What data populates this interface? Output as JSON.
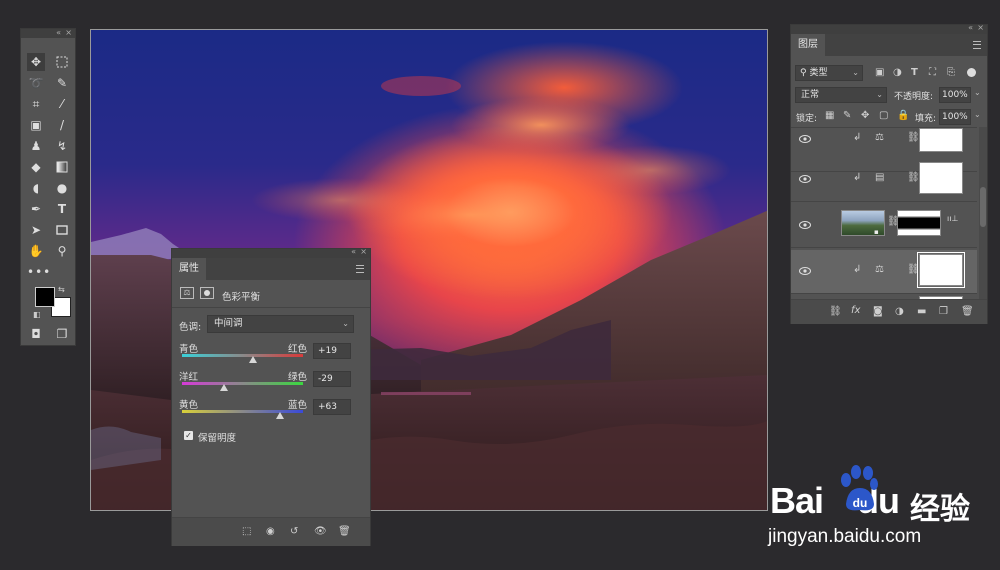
{
  "properties": {
    "tab": "属性",
    "title": "色彩平衡",
    "tone_label": "色调:",
    "tone_value": "中间调",
    "sliders": [
      {
        "left": "青色",
        "right": "红色",
        "value": "+19",
        "pos": 0.59
      },
      {
        "left": "洋红",
        "right": "绿色",
        "value": "-29",
        "pos": 0.35
      },
      {
        "left": "黄色",
        "right": "蓝色",
        "value": "+63",
        "pos": 0.81
      }
    ],
    "preserve_label": "保留明度"
  },
  "layers": {
    "tab": "图层",
    "filter_label": "类型",
    "blend_mode": "正常",
    "opacity_label": "不透明度:",
    "opacity_value": "100%",
    "lock_label": "锁定:",
    "fill_label": "填充:",
    "fill_value": "100%"
  },
  "watermark": {
    "brand": "Bai",
    "brand2": "du",
    "cn": "经验",
    "url": "jingyan.baidu.com"
  },
  "colors": {
    "panel": "#535353",
    "accent_blue": "#2c57c9"
  }
}
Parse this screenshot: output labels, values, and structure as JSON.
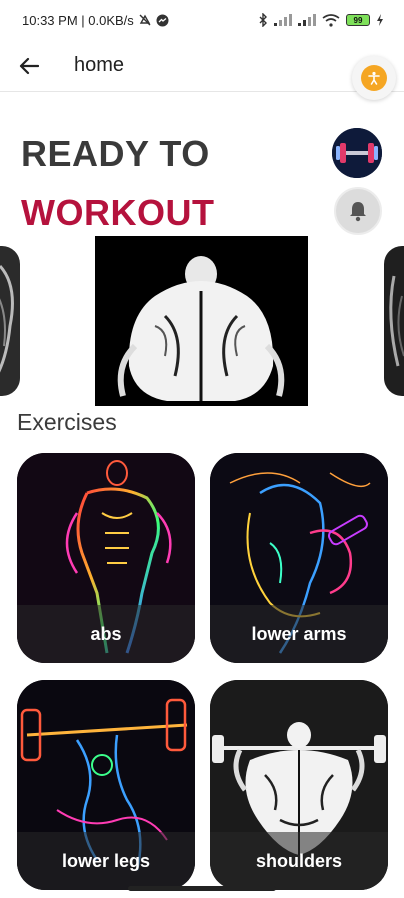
{
  "status_bar": {
    "time_info": "10:33 PM | 0.0KB/s",
    "battery": "99"
  },
  "app_bar": {
    "title": "home"
  },
  "hero": {
    "line1": "READY TO",
    "line2": "WORKOUT"
  },
  "exercises": {
    "title": "Exercises",
    "items": [
      {
        "label": "abs"
      },
      {
        "label": "lower arms"
      },
      {
        "label": "lower legs"
      },
      {
        "label": "shoulders"
      }
    ]
  },
  "colors": {
    "accent": "#b5123d",
    "heading": "#3a3a3a",
    "access_button": "#f5a623"
  },
  "icons": [
    "arrow-back-icon",
    "accessibility-icon",
    "bell-icon",
    "wifi-icon",
    "signal-icon",
    "bluetooth-icon",
    "battery-icon"
  ]
}
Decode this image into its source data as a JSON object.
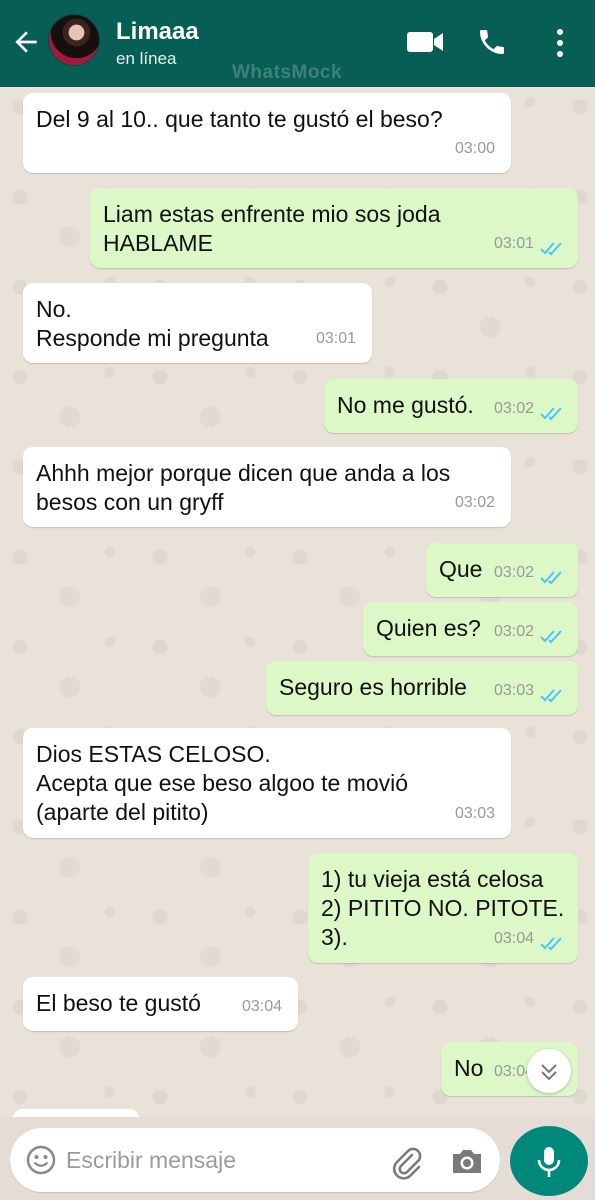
{
  "header": {
    "contact_name": "Limaaa",
    "status": "en línea",
    "watermark": "WhatsMock",
    "icons": [
      "back-arrow-icon",
      "avatar",
      "video-call-icon",
      "phone-call-icon",
      "more-vert-icon"
    ]
  },
  "messages": [
    {
      "dir": "in",
      "text": "Del 9 al 10.. que tanto te gustó el beso?",
      "time": "03:00"
    },
    {
      "dir": "out",
      "text": "Liam estas enfrente mio sos joda\nHABLAME",
      "time": "03:01",
      "read": true
    },
    {
      "dir": "in",
      "text": "No.\nResponde mi pregunta",
      "time": "03:01"
    },
    {
      "dir": "out",
      "text": "No me gustó.",
      "time": "03:02",
      "read": true
    },
    {
      "dir": "in",
      "text": "Ahhh mejor porque dicen que anda a los\nbesos con un gryff",
      "time": "03:02"
    },
    {
      "dir": "out",
      "text": "Que",
      "time": "03:02",
      "read": true
    },
    {
      "dir": "out",
      "text": "Quien es?",
      "time": "03:02",
      "read": true
    },
    {
      "dir": "out",
      "text": "Seguro es horrible",
      "time": "03:03",
      "read": true
    },
    {
      "dir": "in",
      "text": "Dios ESTAS CELOSO.\nAcepta que ese beso algoo te movió\n(aparte del pitito)",
      "time": "03:03"
    },
    {
      "dir": "out",
      "text": "1) tu vieja está celosa\n2) PITITO NO. PITOTE.\n3).",
      "time": "03:04",
      "read": true
    },
    {
      "dir": "in",
      "text": "El beso te gustó",
      "time": "03:04"
    },
    {
      "dir": "out",
      "text": "No",
      "time": "03:04",
      "read": true
    }
  ],
  "composer": {
    "placeholder": "Escribir mensaje",
    "icons": [
      "emoji-icon",
      "paperclip-icon",
      "camera-icon",
      "microphone-icon"
    ]
  },
  "colors": {
    "header": "#075e54",
    "outgoing_bubble": "#dcf8c6",
    "incoming_bubble": "#ffffff",
    "read_tick": "#4fc3f7",
    "mic_button": "#00897b"
  }
}
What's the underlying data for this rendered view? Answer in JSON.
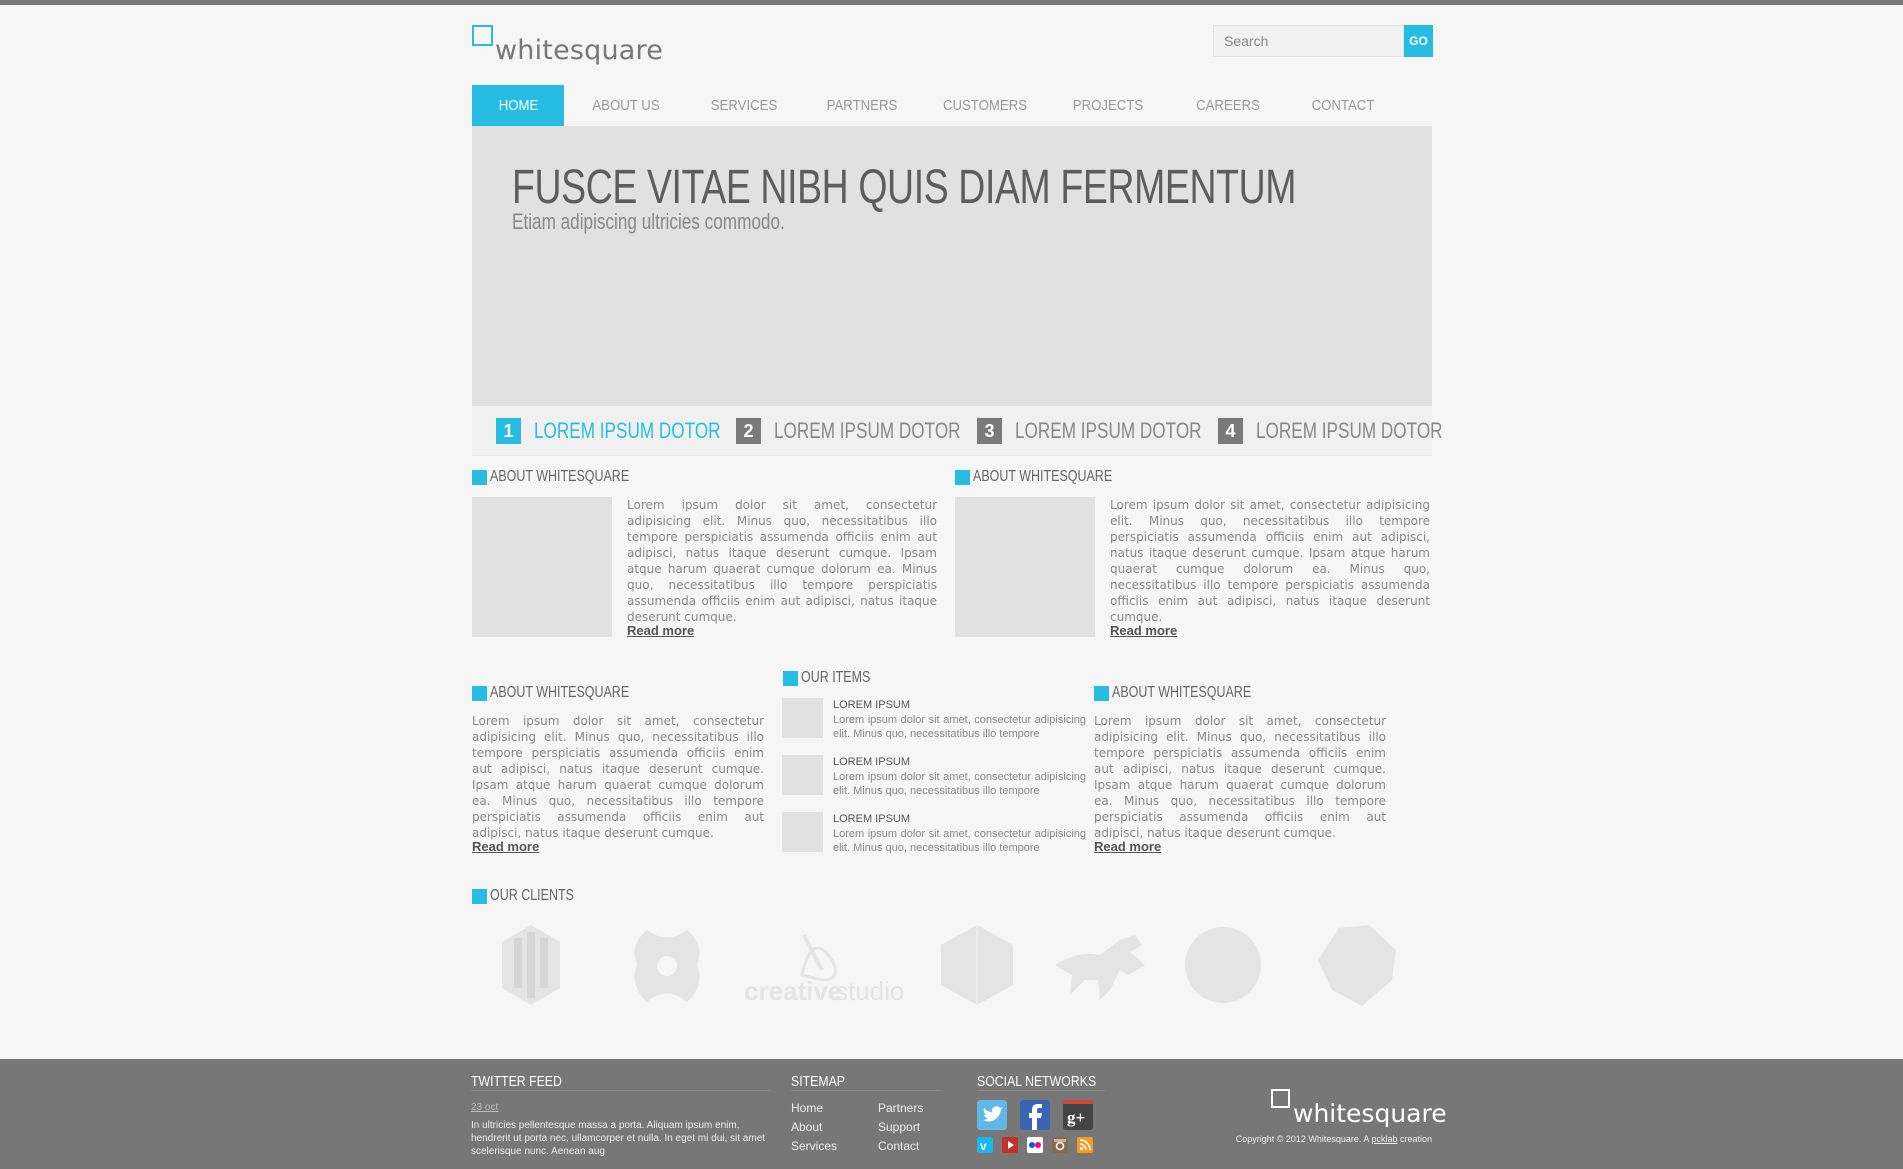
{
  "brand": {
    "name": "whitesquare",
    "accent": "#27bde2"
  },
  "search": {
    "placeholder": "Search",
    "button": "GO"
  },
  "nav": [
    "HOME",
    "ABOUT US",
    "SERVICES",
    "PARTNERS",
    "CUSTOMERS",
    "PROJECTS",
    "CAREERS",
    "CONTACT"
  ],
  "hero": {
    "title": "FUSCE VITAE NIBH QUIS DIAM FERMENTUM",
    "subtitle": "Etiam adipiscing ultricies commodo."
  },
  "slider_tabs": [
    {
      "num": "1",
      "label": "LOREM IPSUM DOTOR"
    },
    {
      "num": "2",
      "label": "LOREM IPSUM DOTOR"
    },
    {
      "num": "3",
      "label": "LOREM IPSUM DOTOR"
    },
    {
      "num": "4",
      "label": "LOREM IPSUM DOTOR"
    }
  ],
  "about_left": {
    "title": "ABOUT WHITESQUARE",
    "text": "Lorem ipsum dolor sit amet, consectetur adipisicing elit. Minus quo, necessitatibus illo tempore perspiciatis assumenda officiis enim aut adipisci, natus itaque deserunt cumque. Ipsam atque harum quaerat cumque dolorum ea. Minus quo, necessitatibus illo tempore perspiciatis assumenda officiis enim aut adipisci, natus itaque deserunt cumque.",
    "read_more": "Read more"
  },
  "about_right": {
    "title": "ABOUT WHITESQUARE",
    "text": "Lorem ipsum dolor sit amet, consectetur adipisicing elit. Minus quo, necessitatibus illo tempore perspiciatis assumenda officiis enim aut adipisci, natus itaque deserunt cumque. Ipsam atque harum quaerat cumque dolorum ea. Minus quo, necessitatibus illo tempore perspiciatis assumenda officiis enim aut adipisci, natus itaque deserunt cumque.",
    "read_more": "Read more"
  },
  "col1": {
    "title": "ABOUT WHITESQUARE",
    "text": "Lorem ipsum dolor sit amet, consectetur adipisicing elit. Minus quo, necessitatibus illo tempore perspiciatis assumenda officiis enim aut adipisci, natus itaque deserunt cumque. Ipsam atque harum quaerat cumque dolorum ea. Minus quo, necessitatibus illo tempore perspiciatis assumenda officiis enim aut adipisci, natus itaque deserunt cumque.",
    "read_more": "Read more"
  },
  "items": {
    "title": "OUR ITEMS",
    "list": [
      {
        "title": "LOREM IPSUM",
        "text": "Lorem ipsum dolor sit amet, consectetur adipisicing elit. Minus quo, necessitatibus illo tempore"
      },
      {
        "title": "LOREM IPSUM",
        "text": "Lorem ipsum dolor sit amet, consectetur adipisicing elit. Minus quo, necessitatibus illo tempore"
      },
      {
        "title": "LOREM IPSUM",
        "text": "Lorem ipsum dolor sit amet, consectetur adipisicing elit. Minus quo, necessitatibus illo tempore"
      }
    ]
  },
  "col3": {
    "title": "ABOUT WHITESQUARE",
    "text": "Lorem ipsum dolor sit amet, consectetur adipisicing elit. Minus quo, necessitatibus illo tempore perspiciatis assumenda officiis enim aut adipisci, natus itaque deserunt cumque. Ipsam atque harum quaerat cumque dolorum ea. Minus quo, necessitatibus illo tempore perspiciatis assumenda officiis enim aut adipisci, natus itaque deserunt cumque.",
    "read_more": "Read more"
  },
  "clients": {
    "title": "OUR CLIENTS",
    "logos": [
      "hexagon-logo",
      "knot-logo",
      "creativestudio",
      "cube-logo",
      "horse-logo",
      "circle-logo",
      "shape-logo"
    ],
    "creative_a": "creative",
    "creative_b": "studio"
  },
  "footer": {
    "twitter_title": "TWITTER FEED",
    "tweet_date": "23 oct",
    "tweet_text": "In ultricies pellentesque massa a porta. Aliquam ipsum enim, hendrerit ut porta nec, ullamcorper et nulla. In eget mi dui, sit amet scelerisque nunc. Aenean aug",
    "sitemap_title": "SITEMAP",
    "sitemap_col1": [
      "Home",
      "About",
      "Services"
    ],
    "sitemap_col2": [
      "Partners",
      "Support",
      "Contact"
    ],
    "social_title": "SOCIAL NETWORKS",
    "social_big": [
      "twitter",
      "facebook",
      "google-plus"
    ],
    "social_small": [
      "vimeo",
      "youtube",
      "flickr",
      "instagram",
      "rss"
    ],
    "logo_text": "whitesquare",
    "copyright_pre": "Copyright © 2012 Whitesquare. A ",
    "copyright_link": "pcklab",
    "copyright_post": " creation"
  }
}
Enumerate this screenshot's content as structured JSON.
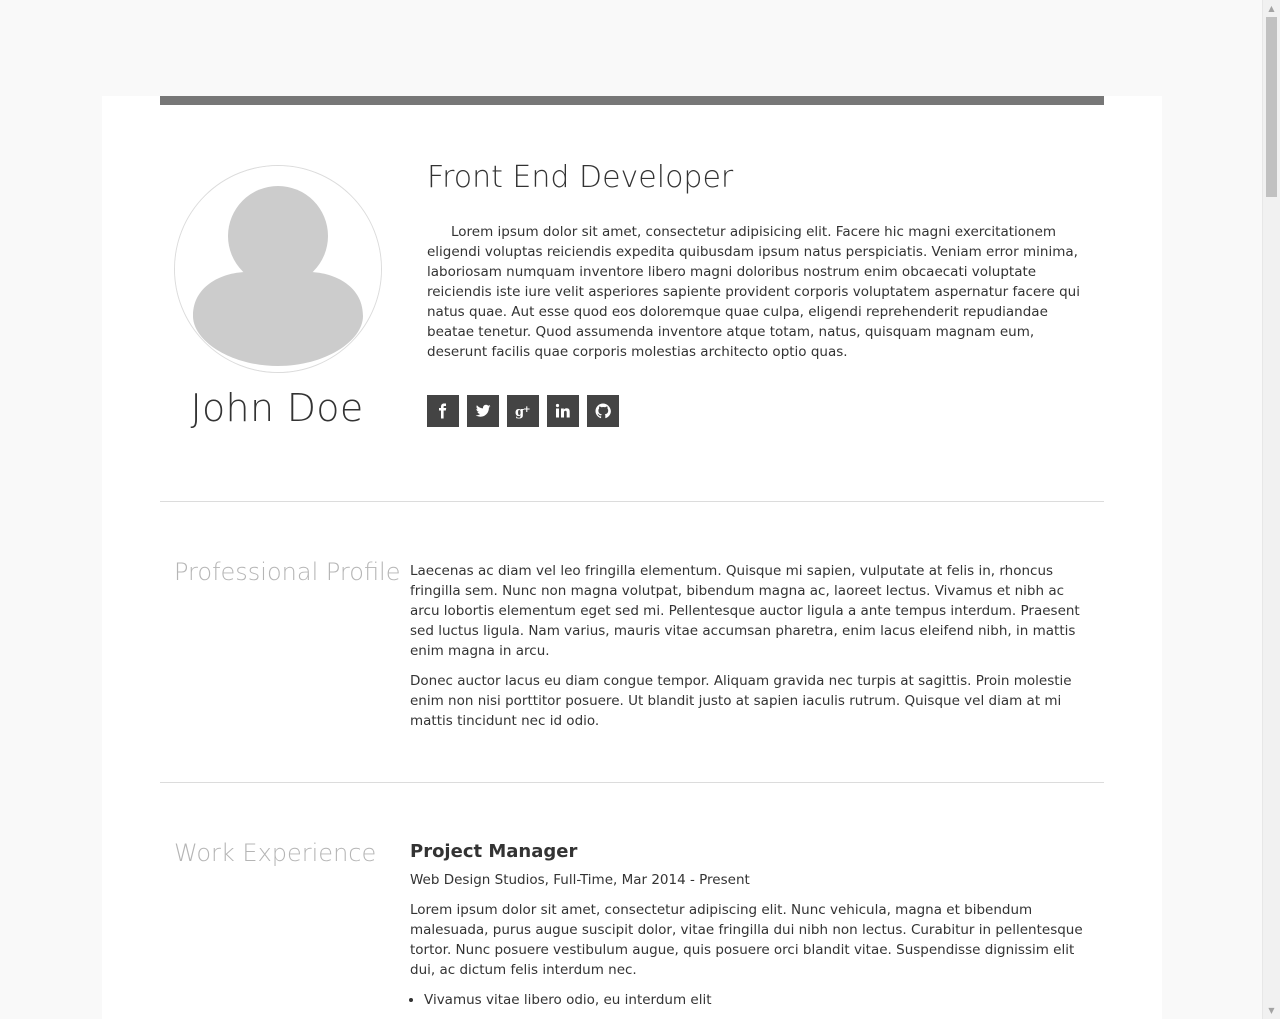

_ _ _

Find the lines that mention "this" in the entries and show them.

What data populates this interface? Output as JSON.
Parse this screenshot: output labels, values, and structure as JSON.
Decode this image into its source data as a JSON object.
What's the underlying data for this rendered view? Answer in JSON.
Enumerate this screenshot's content as structured JSON.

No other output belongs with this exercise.